Assignment: Find and copy the lines in the records beneath this task that contain the word "Категории".

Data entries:
******************************
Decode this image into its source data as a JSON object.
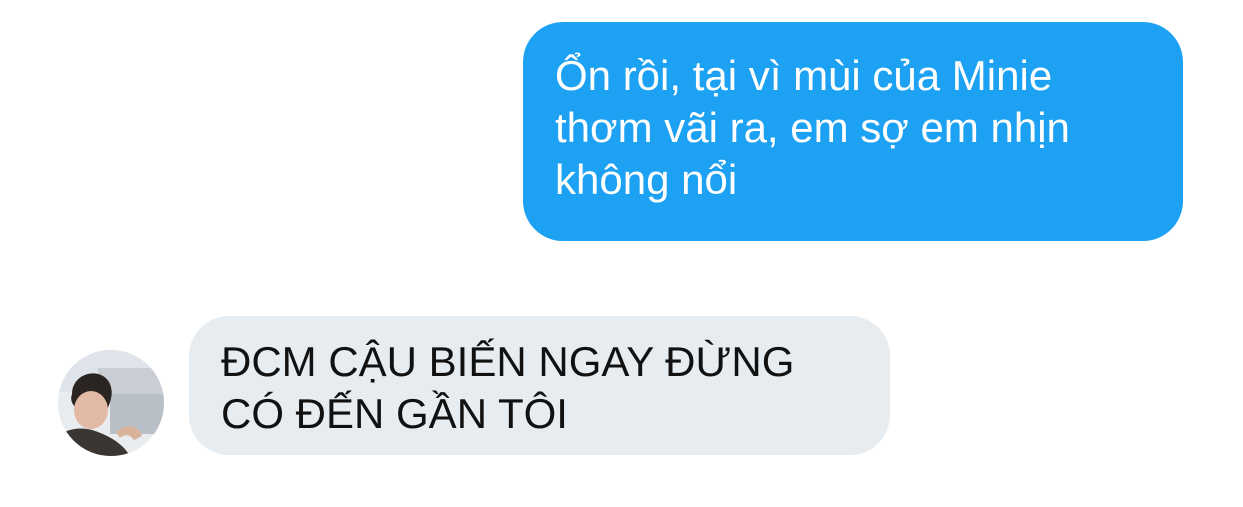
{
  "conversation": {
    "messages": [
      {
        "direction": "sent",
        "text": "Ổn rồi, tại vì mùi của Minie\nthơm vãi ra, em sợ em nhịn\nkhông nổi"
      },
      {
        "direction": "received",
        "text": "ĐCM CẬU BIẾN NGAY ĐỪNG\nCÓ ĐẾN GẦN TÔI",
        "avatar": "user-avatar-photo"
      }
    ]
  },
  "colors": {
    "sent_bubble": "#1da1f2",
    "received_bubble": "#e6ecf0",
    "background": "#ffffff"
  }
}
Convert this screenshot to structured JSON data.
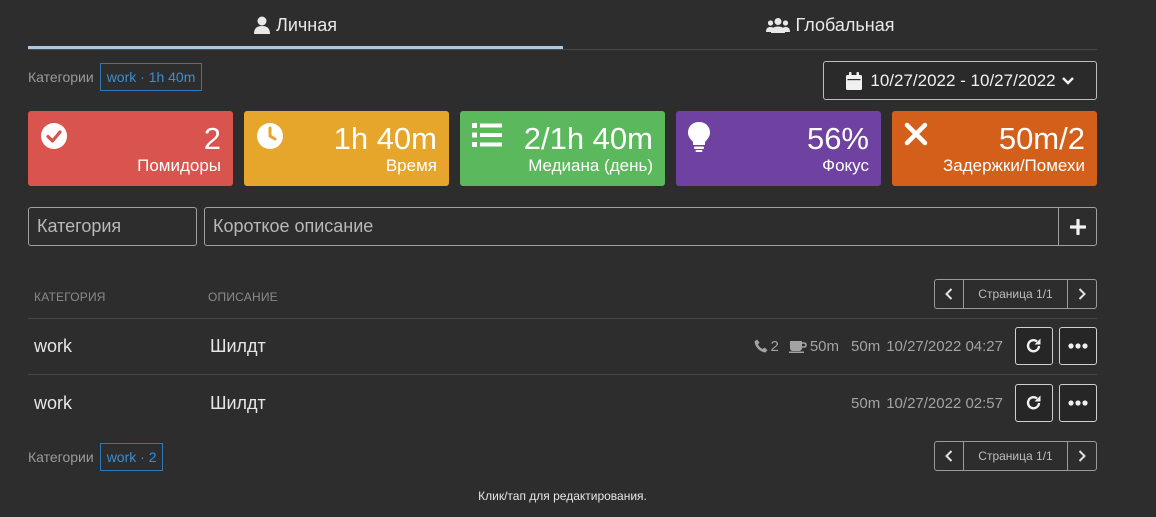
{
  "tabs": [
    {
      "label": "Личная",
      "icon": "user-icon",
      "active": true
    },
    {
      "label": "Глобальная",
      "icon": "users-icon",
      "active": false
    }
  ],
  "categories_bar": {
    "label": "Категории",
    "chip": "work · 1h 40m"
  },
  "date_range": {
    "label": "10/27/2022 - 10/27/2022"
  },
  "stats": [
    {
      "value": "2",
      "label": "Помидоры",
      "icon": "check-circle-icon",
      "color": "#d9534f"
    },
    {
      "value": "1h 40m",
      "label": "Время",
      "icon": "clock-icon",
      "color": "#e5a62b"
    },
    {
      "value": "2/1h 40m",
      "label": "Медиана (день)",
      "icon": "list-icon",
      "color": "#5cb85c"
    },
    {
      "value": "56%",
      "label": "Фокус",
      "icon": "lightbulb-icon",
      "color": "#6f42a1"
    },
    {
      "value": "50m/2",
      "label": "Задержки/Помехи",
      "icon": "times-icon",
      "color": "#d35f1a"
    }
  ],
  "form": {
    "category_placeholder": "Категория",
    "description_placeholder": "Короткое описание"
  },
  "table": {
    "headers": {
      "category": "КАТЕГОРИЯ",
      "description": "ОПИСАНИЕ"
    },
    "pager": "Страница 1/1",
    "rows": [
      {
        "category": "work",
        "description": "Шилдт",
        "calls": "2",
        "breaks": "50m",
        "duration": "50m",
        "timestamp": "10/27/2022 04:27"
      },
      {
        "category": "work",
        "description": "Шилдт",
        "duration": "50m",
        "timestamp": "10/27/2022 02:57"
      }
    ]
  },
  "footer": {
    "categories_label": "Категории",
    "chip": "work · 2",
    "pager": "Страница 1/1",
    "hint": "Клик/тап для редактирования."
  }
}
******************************
Response for this exercise:
    "label": "Категории",
    "categories_label": "Категории",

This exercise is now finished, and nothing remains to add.